(Page and application data records)
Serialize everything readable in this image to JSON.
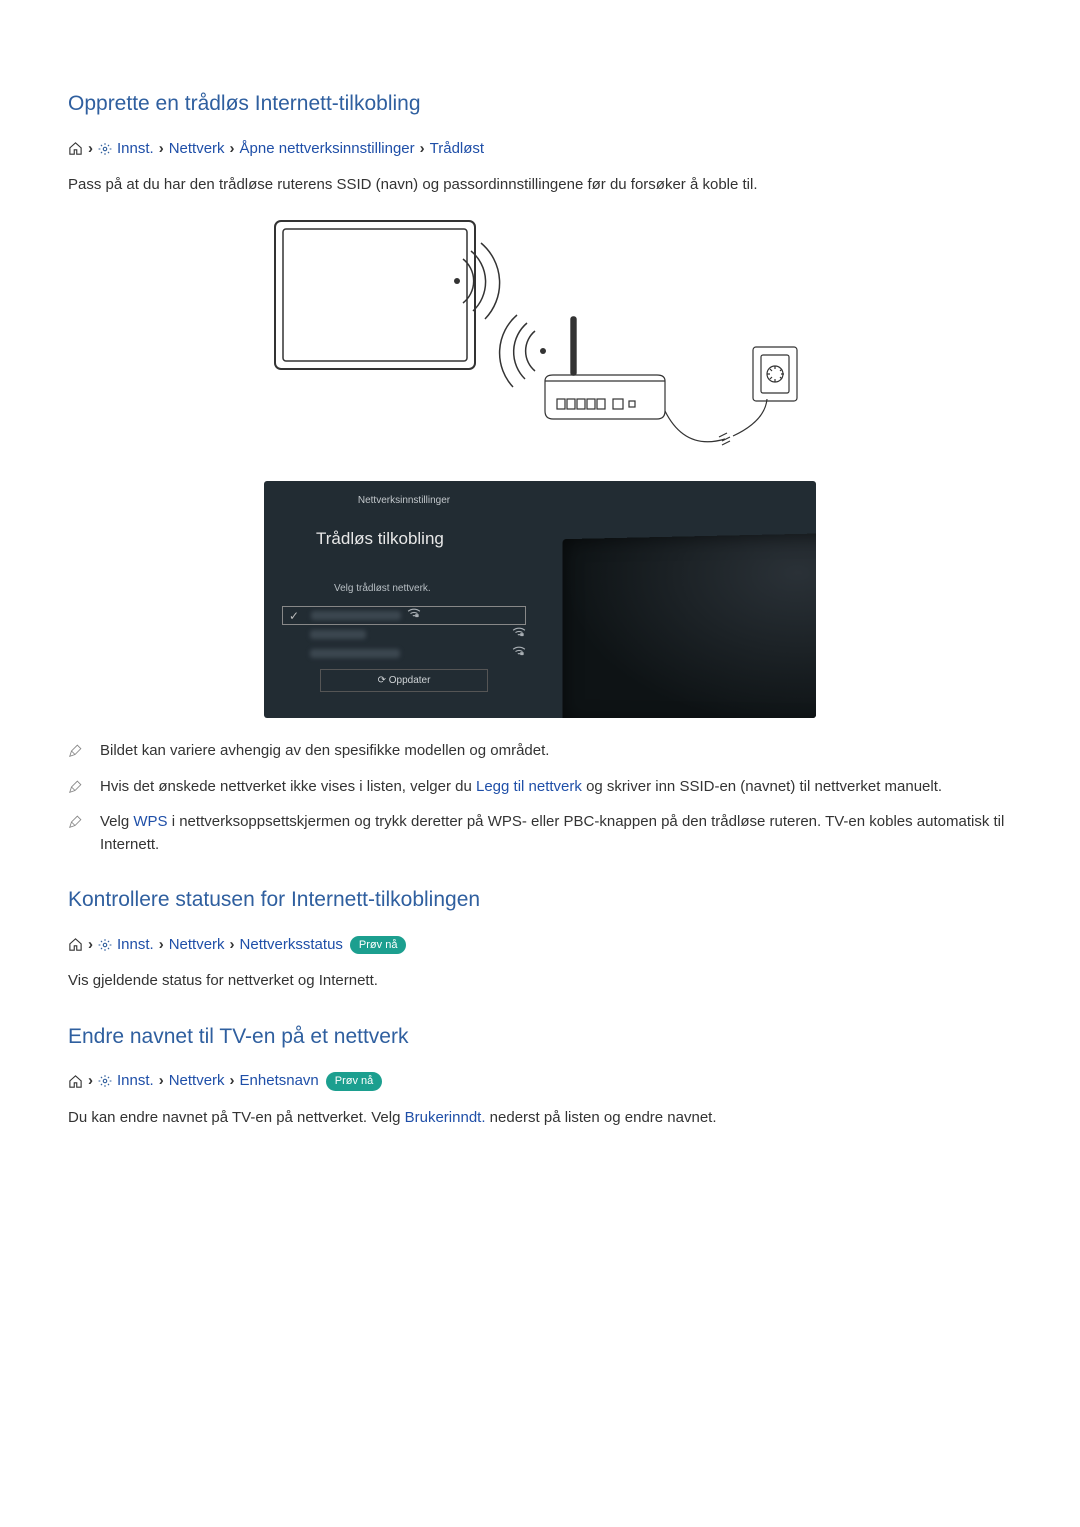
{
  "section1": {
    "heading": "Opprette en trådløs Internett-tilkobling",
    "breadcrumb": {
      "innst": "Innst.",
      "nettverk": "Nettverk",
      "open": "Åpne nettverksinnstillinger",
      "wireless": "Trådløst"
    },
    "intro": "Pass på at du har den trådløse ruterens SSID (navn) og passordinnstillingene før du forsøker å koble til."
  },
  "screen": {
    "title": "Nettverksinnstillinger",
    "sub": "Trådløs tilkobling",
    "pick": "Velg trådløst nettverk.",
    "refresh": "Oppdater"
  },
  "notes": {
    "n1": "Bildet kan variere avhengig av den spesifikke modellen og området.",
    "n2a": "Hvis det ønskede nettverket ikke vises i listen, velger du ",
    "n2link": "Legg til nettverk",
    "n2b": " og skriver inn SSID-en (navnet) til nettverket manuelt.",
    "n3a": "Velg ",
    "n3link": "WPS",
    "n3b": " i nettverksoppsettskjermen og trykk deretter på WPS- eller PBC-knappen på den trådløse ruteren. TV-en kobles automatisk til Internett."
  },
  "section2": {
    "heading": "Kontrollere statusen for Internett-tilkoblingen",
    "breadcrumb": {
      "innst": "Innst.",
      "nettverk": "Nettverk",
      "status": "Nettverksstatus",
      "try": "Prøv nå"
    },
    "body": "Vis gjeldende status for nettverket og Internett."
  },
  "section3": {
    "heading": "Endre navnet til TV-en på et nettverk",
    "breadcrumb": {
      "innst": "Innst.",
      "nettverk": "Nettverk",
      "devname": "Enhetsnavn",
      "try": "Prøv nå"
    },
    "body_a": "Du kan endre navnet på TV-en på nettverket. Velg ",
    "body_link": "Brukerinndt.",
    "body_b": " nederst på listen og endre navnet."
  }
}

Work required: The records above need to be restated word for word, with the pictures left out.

Solution below:
Serialize everything readable in this image to JSON.
{
  "section1": {
    "heading": "Opprette en trådløs Internett-tilkobling",
    "breadcrumb": {
      "innst": "Innst.",
      "nettverk": "Nettverk",
      "open": "Åpne nettverksinnstillinger",
      "wireless": "Trådløst"
    },
    "intro": "Pass på at du har den trådløse ruterens SSID (navn) og passordinnstillingene før du forsøker å koble til."
  },
  "screen": {
    "title": "Nettverksinnstillinger",
    "sub": "Trådløs tilkobling",
    "pick": "Velg trådløst nettverk.",
    "refresh": "Oppdater"
  },
  "notes": {
    "n1": "Bildet kan variere avhengig av den spesifikke modellen og området.",
    "n2a": "Hvis det ønskede nettverket ikke vises i listen, velger du ",
    "n2link": "Legg til nettverk",
    "n2b": " og skriver inn SSID-en (navnet) til nettverket manuelt.",
    "n3a": "Velg ",
    "n3link": "WPS",
    "n3b": " i nettverksoppsettskjermen og trykk deretter på WPS- eller PBC-knappen på den trådløse ruteren. TV-en kobles automatisk til Internett."
  },
  "section2": {
    "heading": "Kontrollere statusen for Internett-tilkoblingen",
    "breadcrumb": {
      "innst": "Innst.",
      "nettverk": "Nettverk",
      "status": "Nettverksstatus",
      "try": "Prøv nå"
    },
    "body": "Vis gjeldende status for nettverket og Internett."
  },
  "section3": {
    "heading": "Endre navnet til TV-en på et nettverk",
    "breadcrumb": {
      "innst": "Innst.",
      "nettverk": "Nettverk",
      "devname": "Enhetsnavn",
      "try": "Prøv nå"
    },
    "body_a": "Du kan endre navnet på TV-en på nettverket. Velg ",
    "body_link": "Brukerinndt.",
    "body_b": " nederst på listen og endre navnet."
  }
}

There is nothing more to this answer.